→ **TO DO**
From the material below, list every line containing "data".

------------------------------------

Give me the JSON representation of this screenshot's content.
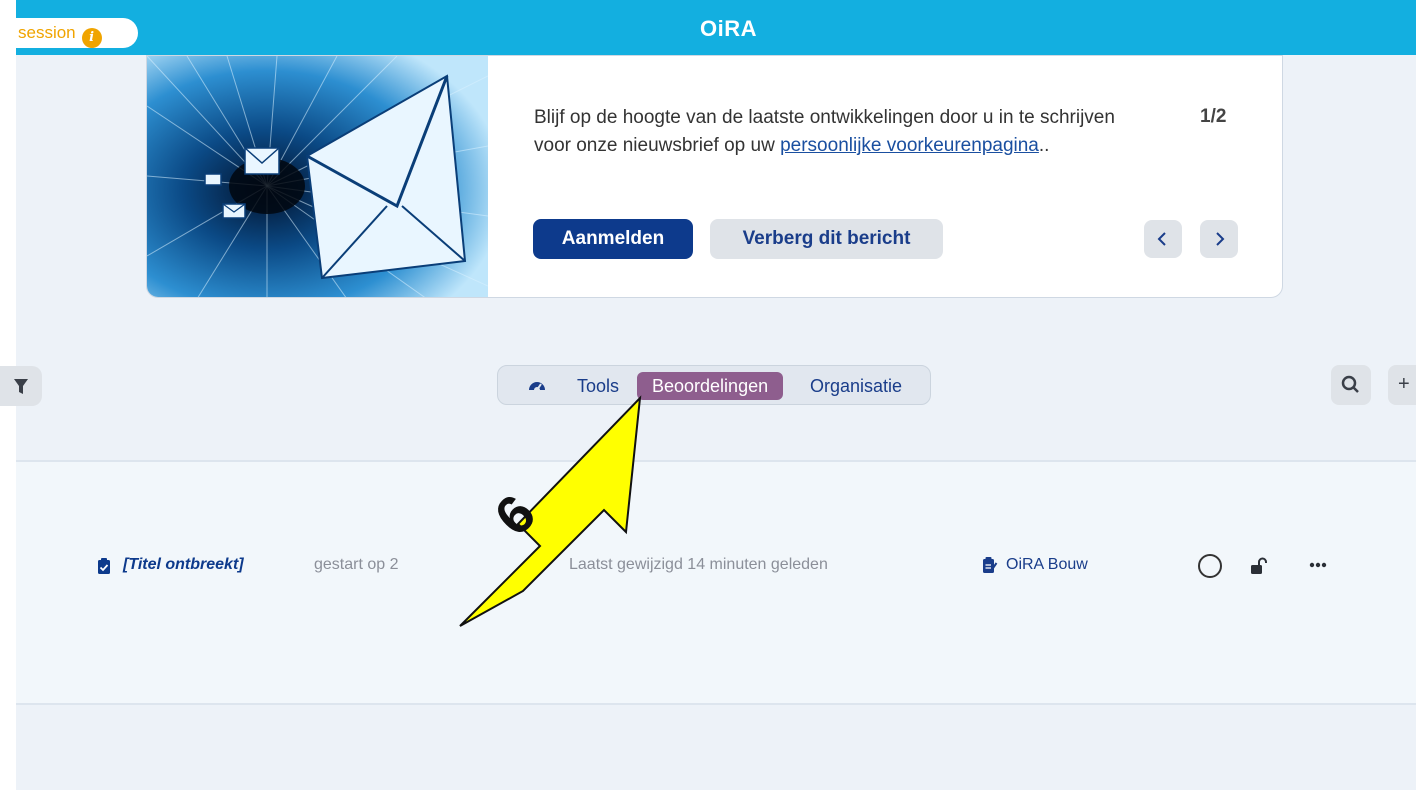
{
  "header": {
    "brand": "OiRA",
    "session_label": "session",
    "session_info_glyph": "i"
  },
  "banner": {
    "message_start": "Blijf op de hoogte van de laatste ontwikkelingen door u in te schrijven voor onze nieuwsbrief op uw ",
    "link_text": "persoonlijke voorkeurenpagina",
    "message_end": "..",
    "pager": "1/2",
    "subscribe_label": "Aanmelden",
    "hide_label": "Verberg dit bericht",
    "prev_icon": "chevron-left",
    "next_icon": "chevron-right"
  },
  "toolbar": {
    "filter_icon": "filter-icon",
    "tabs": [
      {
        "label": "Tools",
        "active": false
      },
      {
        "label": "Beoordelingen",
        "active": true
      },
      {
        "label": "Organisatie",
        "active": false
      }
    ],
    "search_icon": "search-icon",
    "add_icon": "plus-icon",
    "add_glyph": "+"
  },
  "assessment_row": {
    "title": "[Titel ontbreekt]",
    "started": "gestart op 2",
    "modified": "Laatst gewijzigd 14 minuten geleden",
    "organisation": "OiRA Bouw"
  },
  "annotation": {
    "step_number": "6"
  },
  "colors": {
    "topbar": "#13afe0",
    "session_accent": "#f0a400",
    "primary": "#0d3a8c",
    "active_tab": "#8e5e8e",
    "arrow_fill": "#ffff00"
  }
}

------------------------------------

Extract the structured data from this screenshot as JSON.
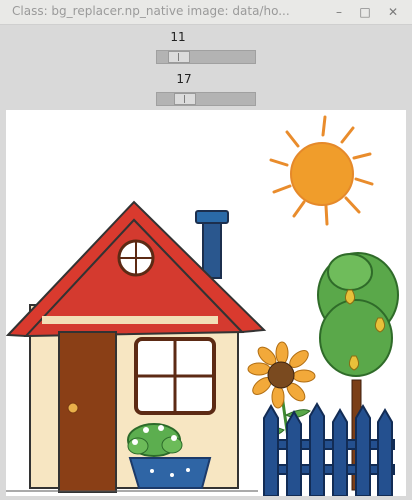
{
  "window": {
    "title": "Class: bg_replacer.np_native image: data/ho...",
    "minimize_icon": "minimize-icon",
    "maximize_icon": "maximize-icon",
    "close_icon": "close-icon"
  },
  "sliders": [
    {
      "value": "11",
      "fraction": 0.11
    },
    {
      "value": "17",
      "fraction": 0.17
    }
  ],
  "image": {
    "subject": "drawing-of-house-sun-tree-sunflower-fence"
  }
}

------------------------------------

→ **WRITTEN SOLUTION**
Extract the structured data from this screenshot as JSON.
    "title": "Class: bg_replacer.np_native image: data/ho...",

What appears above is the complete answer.